soil micro- and meso-flora and fauna. Its availability can
be limited by soil wetness, compaction, discontinuous
pores, or high respiration in moist soil due to elevated soil
temperature or incorporation of fresh organic substrate.
With oxygen depletion, soil redox potential shifts from
oxidative to reducing conditions, hampering plant growth
because of less efficient metabolic pathways and release
into soil of toxic by-products of reduction chemistry or
anaerobic respiration. Several texts are excellent sources
for fundamental soil aeration concepts (1-3).
Measurements of soil aeration fall into three categories:
"capacity," volume of gas-filled void space; "Intensity,"
partial pressure or concentration of oxygen (or other gases)
in the voids; and "transport rate," the rapidity at which
oxygen can be supplied to a point in the soil. Measurement
difficulty increases in the order capacity < intensity
< rate, as do the value and insight of the measurements.

Item Type: Book Section
NWISRL Publication Number: 1073
Subjects: Research methodology
Mass Import - autoclassified (may be erroneous)
Depositing User: Dan Stieneke

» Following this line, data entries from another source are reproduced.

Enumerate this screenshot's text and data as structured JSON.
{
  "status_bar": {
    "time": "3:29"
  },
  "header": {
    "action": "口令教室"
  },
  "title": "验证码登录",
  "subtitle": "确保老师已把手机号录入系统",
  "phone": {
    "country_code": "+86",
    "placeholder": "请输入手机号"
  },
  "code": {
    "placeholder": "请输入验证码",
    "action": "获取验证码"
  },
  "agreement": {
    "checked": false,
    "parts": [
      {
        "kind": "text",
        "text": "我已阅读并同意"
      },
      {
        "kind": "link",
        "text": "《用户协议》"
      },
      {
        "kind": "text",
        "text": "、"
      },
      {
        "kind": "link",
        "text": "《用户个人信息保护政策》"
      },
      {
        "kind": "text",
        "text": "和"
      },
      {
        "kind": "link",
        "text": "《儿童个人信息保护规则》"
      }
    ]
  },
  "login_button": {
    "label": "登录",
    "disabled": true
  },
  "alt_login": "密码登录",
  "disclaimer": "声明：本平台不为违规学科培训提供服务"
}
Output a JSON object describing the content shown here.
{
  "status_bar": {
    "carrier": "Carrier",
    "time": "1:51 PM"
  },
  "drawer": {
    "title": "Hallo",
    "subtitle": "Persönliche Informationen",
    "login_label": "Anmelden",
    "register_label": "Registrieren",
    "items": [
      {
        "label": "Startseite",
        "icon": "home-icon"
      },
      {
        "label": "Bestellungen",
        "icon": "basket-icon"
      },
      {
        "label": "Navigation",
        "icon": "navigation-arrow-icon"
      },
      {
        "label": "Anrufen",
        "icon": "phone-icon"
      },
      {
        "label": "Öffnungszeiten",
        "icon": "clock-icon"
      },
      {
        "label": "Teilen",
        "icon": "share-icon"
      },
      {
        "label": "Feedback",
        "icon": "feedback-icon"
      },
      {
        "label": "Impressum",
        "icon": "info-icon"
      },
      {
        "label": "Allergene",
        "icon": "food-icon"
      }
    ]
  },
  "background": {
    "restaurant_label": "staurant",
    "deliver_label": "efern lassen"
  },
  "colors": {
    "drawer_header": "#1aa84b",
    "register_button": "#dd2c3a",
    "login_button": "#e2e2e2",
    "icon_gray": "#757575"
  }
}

Date Deposited: 20 Nov 2010 21:55
Last Modified: 10 Nov 2016 16:18
Item ID: 816